OCP: I was reading an online review of ChessBase and the blogger was all glowing about how great it was going to be for his game, but a couple of years later his rating was still the same. I think most amateurs use the computer like the television and the smartphone: as a way to avoid work.

I’m quite sure you’re right. And it’s not just computers. That was the main point of my article actually. I get that people don’t want to really practice /study chess. It’s hard work. What I don’t understand is why chess generates a culture of delusion that supports people justifying they’re non-study as being somehow useful.

I’ve heard the Yusupov books are very good and I know Matt Fletcher (who is often a visitor here) is working through them. They look pretty good.

Mike W:
Apologies if your comment got lost. I didn’t see it to mod it so I guess it never got as far as us.

I totally agree that setting up a curriculum like the ABRSM do for music is *exactly* what the ECF should be doing. Unfortunately I think they’re a million miles away from being able to do that. I say that not as a criticism of those involved. It’s simply an observation.

I agree with Nial that absence of a standard curriculum and haphazard learning is one of the things that holds even keen chessers back. There are certainly advantages to the 'eclectic' (i;m being kind there) approach but on balance it’s definitely a negative.

Jonathan B said...

Oh and one more thing about Rowson.

Did he *really* say adults don’t improve? I have read the Zebras book so I can’t say for sure, but I have read the first chapter and in that he says that adults won’t improve by acquiring more knowledge. That’s a rather different thing.

an ordinary chessplayer said...

Now your blog is blocked at my work. I don't think they would do that based on just my browsing, but who knows?!

@Jonathan B - This is a great topic, and I totally agree with what you wrote. The notion of chess proficiency is interesting, because the setup now explicitly devalues this. It doesn't matter what you know, it only matters whether you can win. I don't know about your neck of the woods, but over here adult amateurs frequently lament that they "know a lot" but for "some reason" play much worse that that. In other words, everybody to a man thinks they are under-rated! Another popular delusion.

@Niall - "So lots of tactics and some endgame work is the way to go." I wouldn't say that. What I recommend is you carefully go over your most recent batch of games (say 30-50), and see where you are dropping your points. Then work on your weaknesses. THAT is the hardest work of all, people would rather do almost anything than work on their weaknesses. Just identifying them honestly is frightening enough apparently.

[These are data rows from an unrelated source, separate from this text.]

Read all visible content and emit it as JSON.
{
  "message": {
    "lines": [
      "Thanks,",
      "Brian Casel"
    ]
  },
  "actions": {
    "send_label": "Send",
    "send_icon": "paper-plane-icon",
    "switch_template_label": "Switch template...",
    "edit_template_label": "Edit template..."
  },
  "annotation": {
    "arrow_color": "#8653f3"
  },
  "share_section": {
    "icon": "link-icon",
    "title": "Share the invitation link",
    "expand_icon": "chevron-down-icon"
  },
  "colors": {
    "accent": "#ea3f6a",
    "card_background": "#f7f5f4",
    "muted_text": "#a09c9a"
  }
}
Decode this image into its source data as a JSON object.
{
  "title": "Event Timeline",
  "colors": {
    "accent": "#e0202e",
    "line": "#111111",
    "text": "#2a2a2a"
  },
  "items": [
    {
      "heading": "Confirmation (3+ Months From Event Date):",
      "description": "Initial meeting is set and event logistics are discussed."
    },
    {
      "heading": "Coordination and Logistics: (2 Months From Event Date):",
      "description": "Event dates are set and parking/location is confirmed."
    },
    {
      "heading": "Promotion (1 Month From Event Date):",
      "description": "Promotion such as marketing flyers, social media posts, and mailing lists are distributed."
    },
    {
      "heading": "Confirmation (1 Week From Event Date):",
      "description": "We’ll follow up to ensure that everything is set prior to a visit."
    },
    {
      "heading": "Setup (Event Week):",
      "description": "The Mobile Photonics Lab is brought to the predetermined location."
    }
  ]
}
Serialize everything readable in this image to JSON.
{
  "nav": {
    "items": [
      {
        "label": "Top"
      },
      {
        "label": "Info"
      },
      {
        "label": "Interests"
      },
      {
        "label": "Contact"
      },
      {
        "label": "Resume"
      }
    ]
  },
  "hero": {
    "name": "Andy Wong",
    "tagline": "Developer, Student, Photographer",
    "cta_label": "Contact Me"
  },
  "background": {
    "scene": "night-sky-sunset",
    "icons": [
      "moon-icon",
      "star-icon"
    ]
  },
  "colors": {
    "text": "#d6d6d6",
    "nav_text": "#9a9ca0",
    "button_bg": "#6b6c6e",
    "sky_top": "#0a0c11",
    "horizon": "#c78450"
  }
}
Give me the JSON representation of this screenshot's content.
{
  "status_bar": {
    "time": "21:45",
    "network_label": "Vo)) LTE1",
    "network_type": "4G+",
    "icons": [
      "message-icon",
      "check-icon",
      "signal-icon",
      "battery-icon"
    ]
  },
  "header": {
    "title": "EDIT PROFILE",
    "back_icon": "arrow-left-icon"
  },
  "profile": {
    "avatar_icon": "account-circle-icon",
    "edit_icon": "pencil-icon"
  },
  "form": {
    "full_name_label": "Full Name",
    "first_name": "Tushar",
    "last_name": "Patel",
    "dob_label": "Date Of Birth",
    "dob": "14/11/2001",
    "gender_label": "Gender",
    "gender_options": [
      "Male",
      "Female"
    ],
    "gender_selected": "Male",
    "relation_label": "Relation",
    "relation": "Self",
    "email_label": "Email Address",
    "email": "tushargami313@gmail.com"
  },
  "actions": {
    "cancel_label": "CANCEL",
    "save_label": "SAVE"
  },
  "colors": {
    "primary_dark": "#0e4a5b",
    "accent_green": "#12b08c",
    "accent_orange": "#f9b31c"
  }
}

Trust the players who beat you regularly to know precisely what your weaknesses are, that's why you look in your games for the answer. As a junior I studied openings and tactics, immediately after that I worked on the middlegame by looking at Nimzowitsch (and giving up all my previous openings). Then followed many years of dicking around, as JB puts it. In 1993 my weakness was endgames and tactics. By 1996 I had moved up, my rubbish openings no longer sufficed, so I had to work on openings. By 2000 I was starting to give up chess.

I think another player who improved significantly after a long plateau would be Jesse Kraai. Somehow he slipped my mind before.

Jonathan B said...

Chino Atako is another guy who made non-trivial rating improvement as an adult. He’s in the high 180s ECF now.